Mapping a Sustainable Future for Africa’s Water Security

NABC Member Acacia Water analyses and advises on the availability, access, and storage of clean, healthy, and safe water to foster long-term water security and fruitful economic development in Africa.

19th of March 2024 Member Spotlight

In the realm of water economics, Acacia Water excels in sustainable solutions for clean, healthy, and safe water access for all. Tine te Winkel, Water Economist at Acacia Water, defines the water consultancy as a social enterprise, driven by a mission to ensure the sustainable use of water globally.

Founded two decades ago, Acacia Water initially aimed to revive international discourse on groundwater, recognising its alarming absence from public discussions. Today, the consultancy is at the forefront of crucial water themes, including water security, groundwater exploration, Water and Climate Smart Agriculture, and Water governance.

Africa holds a special place in Acacia’s endeavours, fuelled by its dynamic economic growth and diverse geohydrological challenges arising from varying geological conditions. “Water is a matter that touches everyone. So, we must team up with many different entities to enable access to safe and sustainable water sources – particularly in challenging environments,” explains Tine.

A tangible focus for Acacia in Africa lies in groundwater exploration, where they delve deep into geohydrological research to unveil the mysteries beneath the earth’s surface.  “In Africa, where we have a high demand for safe drinking water above ground, we act very diligently before we start drilling boreholes,” underlines Tine and explains that expensive groundwater exploration projects often result in dry boreholes when no proper research and analysis of the hydrogeological conditions have been done beforehand. Therefore, the consultancy advocates for informed decisions based on thorough research, a principle currently in action in Ethiopia.

In collaboration with the Ethiopian Government and UNICEF, Acacia Water is currently undertaking a groundwater mapping project. The initiative aims to create maps indicating the feasibility of groundwater locations, providing a foresight percentage for successful drilling. Tine puts the forecasting power of such maps into simple words: “If you drill at this spot, you will have an 85% success rate of finding water from a sustainable source for the coming 50 years. If you drill 60 meters further south, your success rate of finding groundwater will diminish to 40%”. This technical component of Acacia’s work – the mapping of groundwater resources – has a positive sustainable impact on Ethiopia’s long-term economic development. “Through mapping, the availability of valuable groundwater for agriculture, economy, and the population at large does not run dry after 10 years but has been secured for half a century,” explains the water economist.

Notably, Acacia Water places equal emphasis on biophysical and socio-economic criteria.
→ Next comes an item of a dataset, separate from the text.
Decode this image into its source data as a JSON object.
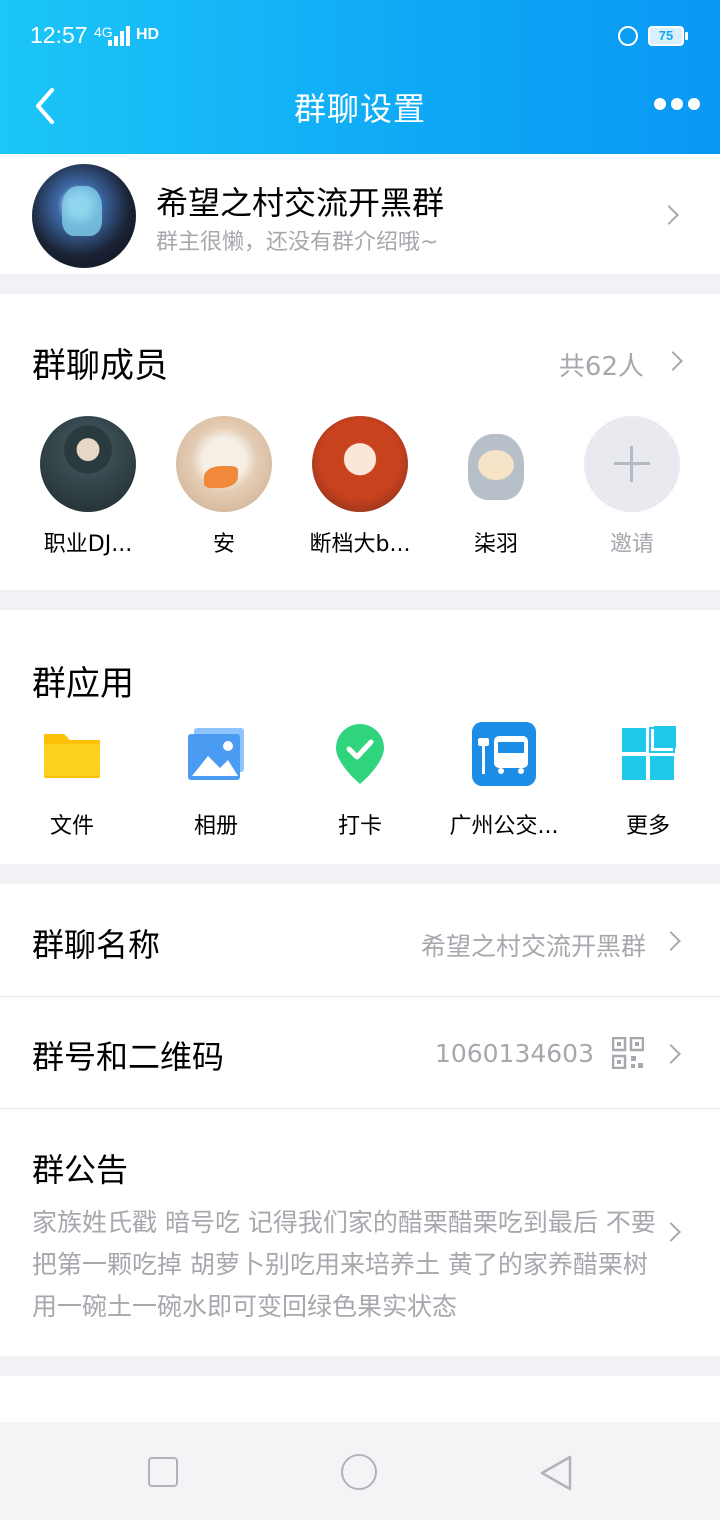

The consultancy’s commitment to sustainability extends beyond desk consultations, with a physical presence on the continent. “We are not consultants working from behind a desk in the Netherlands,” says Tine and adds: “We have an office in Addis Ababa to be able to do our work on the ground and successfully navigate projects in Ethiopia and other East African countries.”

Yet, Acacia Water faces challenges, particularly in convincing clients to invest wisely. Tine emphasises the necessity of preliminary research, advocating for fact-based decisions that align with long-term gains. Their mission is not just about wealth, pumps, and innovations; it’s about enabling clients to make informed choices that safeguard Africa’s water resources for generations.

For more information about Acacia Water, visit